REQUIRED ACTION
The answer must be every entry, given again word for word.

<<<<

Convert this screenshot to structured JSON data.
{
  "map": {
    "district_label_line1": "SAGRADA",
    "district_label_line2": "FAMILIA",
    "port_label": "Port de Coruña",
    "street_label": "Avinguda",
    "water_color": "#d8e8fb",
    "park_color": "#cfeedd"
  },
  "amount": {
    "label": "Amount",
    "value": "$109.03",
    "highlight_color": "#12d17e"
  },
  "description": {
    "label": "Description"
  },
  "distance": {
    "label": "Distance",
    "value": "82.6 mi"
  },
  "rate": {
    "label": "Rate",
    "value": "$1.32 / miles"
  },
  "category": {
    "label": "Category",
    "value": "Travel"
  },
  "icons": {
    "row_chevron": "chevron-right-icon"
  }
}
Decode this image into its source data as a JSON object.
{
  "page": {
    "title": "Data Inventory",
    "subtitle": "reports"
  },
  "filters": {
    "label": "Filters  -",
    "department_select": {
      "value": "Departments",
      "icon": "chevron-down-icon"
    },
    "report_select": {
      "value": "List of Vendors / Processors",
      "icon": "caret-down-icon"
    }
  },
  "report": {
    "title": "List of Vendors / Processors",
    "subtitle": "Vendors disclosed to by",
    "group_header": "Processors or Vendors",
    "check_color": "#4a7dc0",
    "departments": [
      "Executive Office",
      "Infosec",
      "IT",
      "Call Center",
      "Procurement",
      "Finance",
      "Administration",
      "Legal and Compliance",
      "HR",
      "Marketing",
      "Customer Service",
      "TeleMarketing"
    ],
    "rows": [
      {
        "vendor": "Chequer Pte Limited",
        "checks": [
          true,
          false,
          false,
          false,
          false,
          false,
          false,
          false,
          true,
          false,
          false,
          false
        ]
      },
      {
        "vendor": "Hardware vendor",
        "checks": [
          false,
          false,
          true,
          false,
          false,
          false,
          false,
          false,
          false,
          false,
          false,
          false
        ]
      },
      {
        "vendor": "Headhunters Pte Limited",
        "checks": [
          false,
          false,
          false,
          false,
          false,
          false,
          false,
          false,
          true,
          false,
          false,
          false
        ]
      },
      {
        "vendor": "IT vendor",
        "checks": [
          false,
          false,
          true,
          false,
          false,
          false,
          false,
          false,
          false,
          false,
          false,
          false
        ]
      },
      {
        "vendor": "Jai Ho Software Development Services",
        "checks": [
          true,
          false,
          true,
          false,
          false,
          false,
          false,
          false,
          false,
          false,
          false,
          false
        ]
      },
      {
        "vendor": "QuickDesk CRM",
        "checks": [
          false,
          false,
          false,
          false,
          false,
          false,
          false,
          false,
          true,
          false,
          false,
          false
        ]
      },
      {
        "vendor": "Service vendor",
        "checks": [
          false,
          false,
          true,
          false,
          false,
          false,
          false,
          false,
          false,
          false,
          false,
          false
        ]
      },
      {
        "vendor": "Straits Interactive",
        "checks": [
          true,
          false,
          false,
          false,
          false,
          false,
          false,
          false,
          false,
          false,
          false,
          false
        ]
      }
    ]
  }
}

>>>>

RESULT
Convert this screenshot to structured JSON data.
{
  "map": {
    "district_label_line1": "SAGRADA",
    "district_label_line2": "FAMILIA",
    "port_label": "Port de Coruña",
    "street_label": "Avinguda",
    "water_color": "#d8e8fb",
    "park_color": "#cfeedd"
  },
  "amount": {
    "label": "Amount",
    "value": "$109.03",
    "highlight_color": "#12d17e"
  },
  "description": {
    "label": "Description"
  },
  "distance": {
    "label": "Distance",
    "value": "82.6 mi"
  },
  "rate": {
    "label": "Rate",
    "value": "$1.32 / miles"
  },
  "category": {
    "label": "Category",
    "value": "Travel"
  },
  "icons": {
    "row_chevron": "chevron-right-icon"
  }
}
Decode this image into its source data as a JSON object.
{
  "page": {
    "title": "Data Inventory",
    "subtitle": "reports"
  },
  "filters": {
    "label": "Filters  -",
    "department_select": {
      "value": "Departments",
      "icon": "chevron-down-icon"
    },
    "report_select": {
      "value": "List of Vendors / Processors",
      "icon": "caret-down-icon"
    }
  },
  "report": {
    "title": "List of Vendors / Processors",
    "subtitle": "Vendors disclosed to by",
    "group_header": "Processors or Vendors",
    "check_color": "#4a7dc0",
    "departments": [
      "Executive Office",
      "Infosec",
      "IT",
      "Call Center",
      "Procurement",
      "Finance",
      "Administration",
      "Legal and Compliance",
      "HR",
      "Marketing",
      "Customer Service",
      "TeleMarketing"
    ],
    "rows": [
      {
        "vendor": "Chequer Pte Limited",
        "checks": [
          true,
          false,
          false,
          false,
          false,
          false,
          false,
          false,
          true,
          false,
          false,
          false
        ]
      },
      {
        "vendor": "Hardware vendor",
        "checks": [
          false,
          false,
          true,
          false,
          false,
          false,
          false,
          false,
          false,
          false,
          false,
          false
        ]
      },
      {
        "vendor": "Headhunters Pte Limited",
        "checks": [
          false,
          false,
          false,
          false,
          false,
          false,
          false,
          false,
          true,
          false,
          false,
          false
        ]
      },
      {
        "vendor": "IT vendor",
        "checks": [
          false,
          false,
          true,
          false,
          false,
          false,
          false,
          false,
          false,
          false,
          false,
          false
        ]
      },
      {
        "vendor": "Jai Ho Software Development Services",
        "checks": [
          true,
          false,
          true,
          false,
          false,
          false,
          false,
          false,
          false,
          false,
          false,
          false
        ]
      },
      {
        "vendor": "QuickDesk CRM",
        "checks": [
          false,
          false,
          false,
          false,
          false,
          false,
          false,
          false,
          true,
          false,
          false,
          false
        ]
      },
      {
        "vendor": "Service vendor",
        "checks": [
          false,
          false,
          true,
          false,
          false,
          false,
          false,
          false,
          false,
          false,
          false,
          false
        ]
      },
      {
        "vendor": "Straits Interactive",
        "checks": [
          true,
          false,
          false,
          false,
          false,
          false,
          false,
          false,
          false,
          false,
          false,
          false
        ]
      }
    ]
  }
}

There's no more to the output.